Airlie Beach is located on the east coast of Australia in the state of Queensland between Cairns and Brisbane and should come relatively close to paradise. At least to what we in the western world understand by it.
White palm-fringed powdered sugar beaches, average annual temperatures of a pleasant 25 degrees Celsius and an emerald-green sea as far as the eye can see. That is the home of Harry Kemp.
And yet the young man was drawn out into the world – or perhaps because of it.
Harry worked early on in his parents’ business – a boat rental company for tourist trips to the famous Whitsunday Islands and the Great Barrier Reef. But his world was music. Whenever possible, he played his guitar, wrote songs and his own lyrics.
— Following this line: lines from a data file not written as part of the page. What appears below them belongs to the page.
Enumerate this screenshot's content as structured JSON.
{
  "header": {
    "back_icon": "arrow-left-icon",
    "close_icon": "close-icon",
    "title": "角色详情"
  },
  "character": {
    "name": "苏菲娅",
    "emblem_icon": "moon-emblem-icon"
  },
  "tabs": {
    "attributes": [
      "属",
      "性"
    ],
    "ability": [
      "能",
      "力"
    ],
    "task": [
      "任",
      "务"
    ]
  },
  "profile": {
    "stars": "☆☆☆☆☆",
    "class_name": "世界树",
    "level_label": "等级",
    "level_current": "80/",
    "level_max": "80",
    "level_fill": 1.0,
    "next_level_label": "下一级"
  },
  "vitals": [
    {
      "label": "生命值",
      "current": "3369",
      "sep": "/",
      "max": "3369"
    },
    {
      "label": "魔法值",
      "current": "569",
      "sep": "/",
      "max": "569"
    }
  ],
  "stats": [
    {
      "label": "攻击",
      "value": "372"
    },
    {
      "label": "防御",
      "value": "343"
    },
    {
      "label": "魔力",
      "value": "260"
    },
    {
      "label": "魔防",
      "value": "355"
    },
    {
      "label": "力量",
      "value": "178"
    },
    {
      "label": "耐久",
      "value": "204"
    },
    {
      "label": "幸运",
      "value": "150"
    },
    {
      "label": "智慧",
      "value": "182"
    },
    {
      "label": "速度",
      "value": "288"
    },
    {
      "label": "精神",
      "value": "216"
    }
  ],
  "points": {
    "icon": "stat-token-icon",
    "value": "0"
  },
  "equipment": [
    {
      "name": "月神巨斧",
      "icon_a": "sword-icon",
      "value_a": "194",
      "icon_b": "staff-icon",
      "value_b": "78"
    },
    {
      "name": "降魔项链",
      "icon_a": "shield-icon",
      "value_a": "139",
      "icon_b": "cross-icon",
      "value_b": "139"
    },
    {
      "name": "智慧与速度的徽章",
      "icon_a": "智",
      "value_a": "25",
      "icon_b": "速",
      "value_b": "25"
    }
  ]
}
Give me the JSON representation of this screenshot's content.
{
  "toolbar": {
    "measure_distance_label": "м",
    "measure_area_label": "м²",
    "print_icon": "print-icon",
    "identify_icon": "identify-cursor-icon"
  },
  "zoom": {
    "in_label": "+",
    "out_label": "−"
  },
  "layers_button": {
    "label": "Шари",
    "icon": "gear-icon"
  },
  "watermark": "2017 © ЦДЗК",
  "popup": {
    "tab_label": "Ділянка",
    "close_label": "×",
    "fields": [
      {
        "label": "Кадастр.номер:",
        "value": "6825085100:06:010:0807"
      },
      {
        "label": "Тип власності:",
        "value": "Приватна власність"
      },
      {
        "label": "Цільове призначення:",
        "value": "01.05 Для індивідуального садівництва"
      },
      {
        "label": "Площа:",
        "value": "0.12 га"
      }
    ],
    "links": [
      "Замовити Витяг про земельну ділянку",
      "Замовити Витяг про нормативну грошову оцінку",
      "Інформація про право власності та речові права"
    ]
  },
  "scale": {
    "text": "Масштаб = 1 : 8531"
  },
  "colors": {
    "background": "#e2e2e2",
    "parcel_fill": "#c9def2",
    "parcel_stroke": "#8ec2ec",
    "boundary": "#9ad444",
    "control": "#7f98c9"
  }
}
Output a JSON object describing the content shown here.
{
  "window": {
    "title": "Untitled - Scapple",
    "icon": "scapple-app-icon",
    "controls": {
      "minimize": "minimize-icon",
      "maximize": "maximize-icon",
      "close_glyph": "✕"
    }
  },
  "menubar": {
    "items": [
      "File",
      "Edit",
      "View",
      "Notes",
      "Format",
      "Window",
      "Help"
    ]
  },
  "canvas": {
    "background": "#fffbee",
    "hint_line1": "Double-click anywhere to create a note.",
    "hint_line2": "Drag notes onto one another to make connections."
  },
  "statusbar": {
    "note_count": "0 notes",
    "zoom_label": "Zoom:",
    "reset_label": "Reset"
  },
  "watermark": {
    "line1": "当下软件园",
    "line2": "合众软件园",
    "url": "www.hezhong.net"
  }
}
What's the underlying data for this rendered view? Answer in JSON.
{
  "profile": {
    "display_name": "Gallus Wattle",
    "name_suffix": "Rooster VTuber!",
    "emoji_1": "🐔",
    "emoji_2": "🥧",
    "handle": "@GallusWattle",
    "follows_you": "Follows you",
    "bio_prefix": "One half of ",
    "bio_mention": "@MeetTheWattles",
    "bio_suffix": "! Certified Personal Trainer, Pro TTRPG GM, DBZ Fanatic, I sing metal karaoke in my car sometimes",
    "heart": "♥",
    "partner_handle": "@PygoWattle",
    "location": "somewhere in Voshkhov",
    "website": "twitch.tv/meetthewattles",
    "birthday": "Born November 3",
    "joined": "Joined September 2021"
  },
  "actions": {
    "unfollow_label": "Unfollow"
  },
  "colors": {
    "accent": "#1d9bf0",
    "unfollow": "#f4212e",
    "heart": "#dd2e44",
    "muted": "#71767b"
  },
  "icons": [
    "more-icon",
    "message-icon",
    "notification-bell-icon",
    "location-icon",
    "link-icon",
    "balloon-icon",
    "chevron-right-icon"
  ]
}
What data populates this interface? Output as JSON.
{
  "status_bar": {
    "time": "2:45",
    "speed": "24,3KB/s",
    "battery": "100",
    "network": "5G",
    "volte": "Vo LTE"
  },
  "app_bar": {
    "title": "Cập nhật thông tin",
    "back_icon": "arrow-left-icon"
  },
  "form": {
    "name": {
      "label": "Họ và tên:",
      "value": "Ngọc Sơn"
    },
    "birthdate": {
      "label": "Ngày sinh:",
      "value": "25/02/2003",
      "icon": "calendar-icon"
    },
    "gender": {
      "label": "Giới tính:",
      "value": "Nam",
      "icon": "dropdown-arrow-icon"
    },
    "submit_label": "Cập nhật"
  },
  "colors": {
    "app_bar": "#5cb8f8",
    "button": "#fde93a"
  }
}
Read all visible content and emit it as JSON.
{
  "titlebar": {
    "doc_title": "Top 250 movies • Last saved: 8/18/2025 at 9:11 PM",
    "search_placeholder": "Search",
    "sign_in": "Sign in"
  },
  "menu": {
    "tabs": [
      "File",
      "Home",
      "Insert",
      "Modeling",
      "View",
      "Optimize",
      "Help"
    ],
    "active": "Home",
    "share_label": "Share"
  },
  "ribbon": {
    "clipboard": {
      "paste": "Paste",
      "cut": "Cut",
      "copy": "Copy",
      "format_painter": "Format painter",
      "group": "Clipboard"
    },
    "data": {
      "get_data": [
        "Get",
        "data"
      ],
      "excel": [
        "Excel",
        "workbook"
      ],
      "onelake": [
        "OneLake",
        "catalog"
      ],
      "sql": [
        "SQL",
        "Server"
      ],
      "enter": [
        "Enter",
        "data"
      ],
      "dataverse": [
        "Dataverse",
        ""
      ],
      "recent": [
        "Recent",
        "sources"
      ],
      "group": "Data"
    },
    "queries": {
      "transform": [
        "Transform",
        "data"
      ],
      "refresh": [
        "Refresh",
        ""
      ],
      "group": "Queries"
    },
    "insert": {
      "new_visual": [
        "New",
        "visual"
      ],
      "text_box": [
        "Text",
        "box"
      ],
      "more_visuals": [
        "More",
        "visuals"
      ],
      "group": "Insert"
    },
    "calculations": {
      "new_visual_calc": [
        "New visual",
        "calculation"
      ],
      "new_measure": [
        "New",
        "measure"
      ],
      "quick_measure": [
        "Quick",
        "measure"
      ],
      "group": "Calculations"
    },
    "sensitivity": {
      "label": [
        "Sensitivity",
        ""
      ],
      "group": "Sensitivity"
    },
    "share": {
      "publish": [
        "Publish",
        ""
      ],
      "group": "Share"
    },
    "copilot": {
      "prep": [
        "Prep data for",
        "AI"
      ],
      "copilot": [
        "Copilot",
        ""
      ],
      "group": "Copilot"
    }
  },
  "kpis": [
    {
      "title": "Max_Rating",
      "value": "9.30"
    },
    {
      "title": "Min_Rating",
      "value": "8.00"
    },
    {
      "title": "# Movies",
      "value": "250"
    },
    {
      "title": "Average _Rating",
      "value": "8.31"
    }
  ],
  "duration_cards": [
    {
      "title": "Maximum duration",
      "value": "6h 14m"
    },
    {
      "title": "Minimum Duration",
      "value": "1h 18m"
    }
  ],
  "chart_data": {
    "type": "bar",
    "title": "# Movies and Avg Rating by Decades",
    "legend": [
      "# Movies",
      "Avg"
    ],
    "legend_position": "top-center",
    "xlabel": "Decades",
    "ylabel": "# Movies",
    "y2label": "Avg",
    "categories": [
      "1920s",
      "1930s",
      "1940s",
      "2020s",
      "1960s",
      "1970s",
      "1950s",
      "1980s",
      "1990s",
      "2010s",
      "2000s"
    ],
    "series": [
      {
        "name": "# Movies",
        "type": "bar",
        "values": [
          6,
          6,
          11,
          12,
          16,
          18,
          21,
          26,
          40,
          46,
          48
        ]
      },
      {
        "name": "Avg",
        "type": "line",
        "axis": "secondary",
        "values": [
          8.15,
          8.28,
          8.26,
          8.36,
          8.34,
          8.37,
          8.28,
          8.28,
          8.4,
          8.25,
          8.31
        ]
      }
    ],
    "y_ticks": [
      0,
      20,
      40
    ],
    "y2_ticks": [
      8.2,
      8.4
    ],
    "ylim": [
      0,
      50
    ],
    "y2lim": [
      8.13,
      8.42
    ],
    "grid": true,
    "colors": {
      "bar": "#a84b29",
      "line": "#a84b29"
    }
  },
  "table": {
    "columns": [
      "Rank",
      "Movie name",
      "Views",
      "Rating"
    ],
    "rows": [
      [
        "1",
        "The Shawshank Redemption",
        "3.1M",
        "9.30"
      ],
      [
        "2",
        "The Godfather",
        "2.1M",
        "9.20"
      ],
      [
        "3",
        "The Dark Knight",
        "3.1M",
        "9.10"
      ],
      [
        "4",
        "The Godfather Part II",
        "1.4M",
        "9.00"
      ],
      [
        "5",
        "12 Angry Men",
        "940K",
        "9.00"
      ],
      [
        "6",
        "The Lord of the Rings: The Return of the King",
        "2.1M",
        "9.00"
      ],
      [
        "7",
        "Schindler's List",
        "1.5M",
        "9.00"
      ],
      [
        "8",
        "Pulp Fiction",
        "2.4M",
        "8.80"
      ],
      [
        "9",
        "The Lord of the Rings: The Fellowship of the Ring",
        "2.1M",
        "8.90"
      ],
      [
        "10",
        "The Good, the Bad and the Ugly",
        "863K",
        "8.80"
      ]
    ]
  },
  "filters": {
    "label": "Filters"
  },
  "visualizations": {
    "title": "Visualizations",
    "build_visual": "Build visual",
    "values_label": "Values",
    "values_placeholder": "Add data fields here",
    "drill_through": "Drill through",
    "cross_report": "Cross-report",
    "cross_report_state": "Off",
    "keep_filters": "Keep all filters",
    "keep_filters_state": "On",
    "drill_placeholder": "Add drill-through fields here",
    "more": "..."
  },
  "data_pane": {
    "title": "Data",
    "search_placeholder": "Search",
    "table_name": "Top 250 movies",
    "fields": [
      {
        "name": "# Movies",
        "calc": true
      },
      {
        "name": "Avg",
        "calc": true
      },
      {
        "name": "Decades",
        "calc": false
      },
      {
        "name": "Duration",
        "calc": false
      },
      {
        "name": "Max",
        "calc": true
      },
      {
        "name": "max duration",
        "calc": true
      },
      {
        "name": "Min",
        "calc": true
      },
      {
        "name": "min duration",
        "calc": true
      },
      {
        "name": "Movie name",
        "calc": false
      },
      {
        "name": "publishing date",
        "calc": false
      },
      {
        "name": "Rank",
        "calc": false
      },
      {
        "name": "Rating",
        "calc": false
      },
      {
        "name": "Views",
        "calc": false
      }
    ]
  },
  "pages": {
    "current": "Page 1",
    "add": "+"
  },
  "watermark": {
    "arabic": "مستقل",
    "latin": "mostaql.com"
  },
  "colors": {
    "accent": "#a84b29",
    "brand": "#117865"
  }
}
After Harry, born in 1993, successfully finished school, he first completed a three-year apprenticeship as a carpenter. A hard time – Harry worked 10 hours and more every day, was on the road for months “on assembly”, often under extremely difficult conditions. “A tough job in a rough environment,” Harry says today, but he wouldn’t want to miss those experiences. However, it quickly became clear to him – a life “on assembly”, but also in the “boating business” in Airlie Beach was unimaginable for him. He appreciates his father’s work and speaks of him and his mother with respect and admiration. Nevertheless, he was drawn out into the world. First across the Australian continent with a converted camper van. Later to Indonesia and Europe.
Harry wants to get to know the world and is open to everything he encounters on his journey. “You have to be humble,” says the ever-positive and optimistic young man, but he is happy to pay this price for freedom. Currently, Harry lives and works in the Palatinate region of southwestern Germany. At “Camphill,” an anthroposophical residential community of disabled and non-disabled people, he is doing “voluntary service” and in return receives room and board and a small allowance. He calls his current job “very rewarding,” which still leaves him enough time for his music.
What will happen after that? “We’ll see – I let it flow….”